→ **Task details**
Among the following entries, how many lines hold the string "bottle"? State only the number.

[Entries from a dataset of interfaces]
Start of Block

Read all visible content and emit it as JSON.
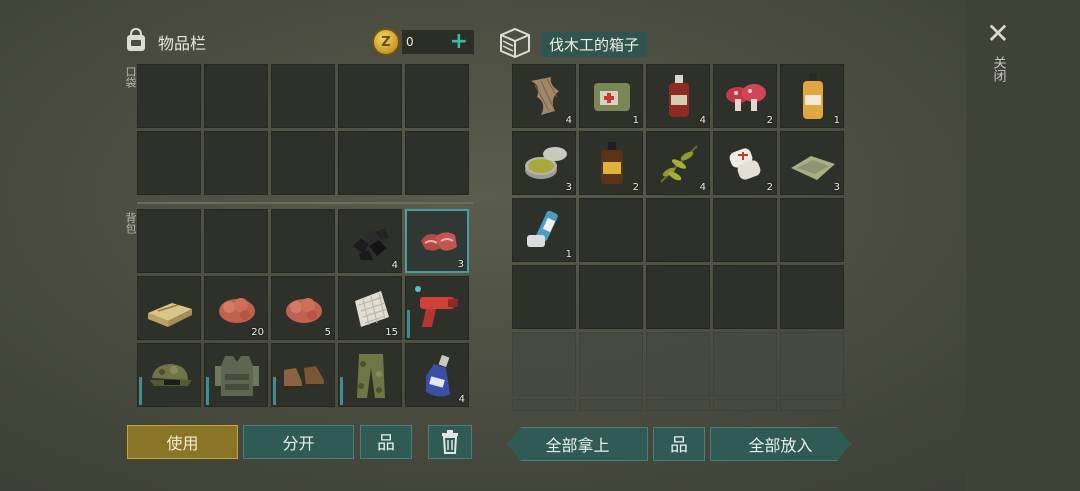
{
  "inventory": {
    "title": "物品栏",
    "coins": "0",
    "pocket_label": "口袋",
    "backpack_label": "背包",
    "backpack_items": [
      {
        "qty": ""
      },
      {
        "qty": ""
      },
      {
        "qty": ""
      },
      {
        "icon": "coal-icon",
        "qty": "4"
      },
      {
        "icon": "raw-meat-icon",
        "qty": "3"
      },
      {
        "icon": "ration-box-icon",
        "qty": ""
      },
      {
        "icon": "raw-meat-chunk-icon",
        "qty": "20"
      },
      {
        "icon": "raw-meat-chunk-icon",
        "qty": "5"
      },
      {
        "icon": "cloth-icon",
        "qty": "15"
      },
      {
        "icon": "flare-gun-icon",
        "qty": ""
      },
      {
        "icon": "camo-cap-icon",
        "qty": ""
      },
      {
        "icon": "tactical-vest-icon",
        "qty": ""
      },
      {
        "icon": "boots-icon",
        "qty": ""
      },
      {
        "icon": "camo-pants-icon",
        "qty": ""
      },
      {
        "icon": "blue-potion-icon",
        "qty": "4"
      }
    ]
  },
  "box": {
    "title": "伐木工的箱子",
    "items": [
      {
        "icon": "fiber-icon",
        "qty": "4"
      },
      {
        "icon": "first-aid-bag-icon",
        "qty": "1"
      },
      {
        "icon": "tincture-bottle-icon",
        "qty": "4"
      },
      {
        "icon": "red-mushroom-icon",
        "qty": "2"
      },
      {
        "icon": "oil-bottle-icon",
        "qty": "1"
      },
      {
        "icon": "ointment-tin-icon",
        "qty": "3"
      },
      {
        "icon": "iodine-bottle-icon",
        "qty": "2"
      },
      {
        "icon": "herb-icon",
        "qty": "4"
      },
      {
        "icon": "bandage-icon",
        "qty": "2"
      },
      {
        "icon": "cloth-rag-icon",
        "qty": "3"
      },
      {
        "icon": "inhaler-icon",
        "qty": "1"
      }
    ]
  },
  "close_label": "关闭",
  "buttons": {
    "use": "使用",
    "split": "分开",
    "sort_glyph": "品",
    "take_all": "全部拿上",
    "put_all": "全部放入"
  },
  "colors": {
    "accent_teal": "#2f5a55",
    "use_gold": "#8a7426",
    "selected_border": "#4a9ca0"
  }
}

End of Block

→ **Response area**
3